With SSH we can do the following:
tar -czf wp-content.tar.gz wp-content/
Now, transfer that to the remote directory where the new WordPress install is:
scp wp-content.tar.gz email@example.com:/home/runcloud/webapps/app-oderbrunner/
(Depending on the size of the file, this might take quite a while to transfer.)
Now, switch back to the remote shell and make sure you’re in the files directory for the site (/home/runcloud/webapps/app-oderbrunner). We’re going to remove the current “wp-content” directory, unzip the new one we uploaded, and then remove that zip file:
rm -rf wp-content
gunzip -c wp-content.tar.gz | tar xopf –
Without SSH (and a looong wait)
Login to your FTP and copy the wp-content files to your computer.
Then upload the wp-content files to the new site at /home/runcloud/webapps/app-oderbrunner/
Next lets export the SQL database with Phpmyadmin
Go to Phpmyadmin website and download the files.
Upload Phpadmin to your old website: /htdocs/app-oldwebsite/Phpmyadmin-34tg3tgwg/
Edit Phpmyadmin file config.sample.inc.php
Add a long random text to blowfish_secret.
/** * This is needed for cookie based authentication to encrypt password in * cookie.
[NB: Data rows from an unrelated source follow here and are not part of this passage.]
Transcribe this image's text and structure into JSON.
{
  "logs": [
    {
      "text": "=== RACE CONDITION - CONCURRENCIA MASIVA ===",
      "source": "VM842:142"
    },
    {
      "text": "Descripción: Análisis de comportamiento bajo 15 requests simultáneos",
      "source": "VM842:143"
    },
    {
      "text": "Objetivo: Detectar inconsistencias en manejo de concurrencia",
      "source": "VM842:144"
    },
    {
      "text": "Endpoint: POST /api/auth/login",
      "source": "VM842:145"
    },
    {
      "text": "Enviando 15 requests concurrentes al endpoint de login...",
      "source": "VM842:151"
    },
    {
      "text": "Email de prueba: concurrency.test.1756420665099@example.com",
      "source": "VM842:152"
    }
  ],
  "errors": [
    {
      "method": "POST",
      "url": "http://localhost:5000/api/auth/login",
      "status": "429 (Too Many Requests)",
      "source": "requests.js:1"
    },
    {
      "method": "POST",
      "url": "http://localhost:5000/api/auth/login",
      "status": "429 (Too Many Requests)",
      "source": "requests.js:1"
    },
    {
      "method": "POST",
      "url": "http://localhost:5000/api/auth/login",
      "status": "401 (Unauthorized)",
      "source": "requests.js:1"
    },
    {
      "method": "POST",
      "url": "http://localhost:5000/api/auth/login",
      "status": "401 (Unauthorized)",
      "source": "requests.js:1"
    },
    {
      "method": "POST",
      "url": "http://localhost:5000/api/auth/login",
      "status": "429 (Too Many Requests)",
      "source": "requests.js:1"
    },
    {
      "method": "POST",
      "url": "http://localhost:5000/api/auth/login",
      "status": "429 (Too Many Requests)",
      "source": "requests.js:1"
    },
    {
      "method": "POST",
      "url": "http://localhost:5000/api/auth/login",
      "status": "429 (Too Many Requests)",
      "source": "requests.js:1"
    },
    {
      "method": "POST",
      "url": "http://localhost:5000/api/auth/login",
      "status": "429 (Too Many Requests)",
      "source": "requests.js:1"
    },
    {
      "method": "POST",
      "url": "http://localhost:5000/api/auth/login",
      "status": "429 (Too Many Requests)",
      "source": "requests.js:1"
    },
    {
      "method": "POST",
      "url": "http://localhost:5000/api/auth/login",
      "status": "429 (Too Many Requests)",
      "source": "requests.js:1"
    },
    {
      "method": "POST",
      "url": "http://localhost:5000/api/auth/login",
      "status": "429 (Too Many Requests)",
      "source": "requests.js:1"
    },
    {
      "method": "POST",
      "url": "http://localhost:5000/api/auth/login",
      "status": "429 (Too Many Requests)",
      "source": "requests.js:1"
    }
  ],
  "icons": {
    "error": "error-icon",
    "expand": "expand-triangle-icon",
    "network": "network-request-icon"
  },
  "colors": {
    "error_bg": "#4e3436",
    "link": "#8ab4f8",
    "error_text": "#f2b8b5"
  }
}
Needs to be 32 chars long. */ $cfg['blowfish_secret'] = 'RANDOM TEXT GOES HERE FEWG#@TGWEV'; /* YOU MUST FILL IN THIS FOR COOKIE AUTH! */
Save as config.inc.php.
Login with your database credentials.
Then export your database with Phpmyadmin. Super Easy!
Move SQL database
Install Phpmyadmin to /home/runcloud/webapps/app-oderbrunner/Phpmyadmin-34tg3tgwg/
Then use the option Import. Select your database and run! If the database is too big then you can zip it and upload it.
Install Search and Replace and change all your Urls
Last step is to replace the URLs in the database. Which is super easy.
Go download Database Search and Replace Script in PHP.
Unzip the file and add all the files to a folder on your new site:
Fill in your database credentials that we noted down earlier. If you forgot them than go back to your runcloud.io dashboard and trace them.
Run the script. Done!
Lastly edit your wp-config.php file in the main WordPress folder with your database credentials.
&lt;?php define('DB_NAME', 'db_name_here'); define('DB_USER', 'db_user_here'); define('DB_PASSWORD', 'db_password_here'); define('DB_HOST', 'localhost'); define('DB_CHARSET', 'utf8'); define('DB_COLLATE', '');
Hopefully this has been helpful. It was a lot of work but it’s worth it! Now you know how to everything manual and free (other than the VPS hosting by DO and VPS management panel from Runcloud) If you have any additional suggestions or tips, feel free to leave them in the comments.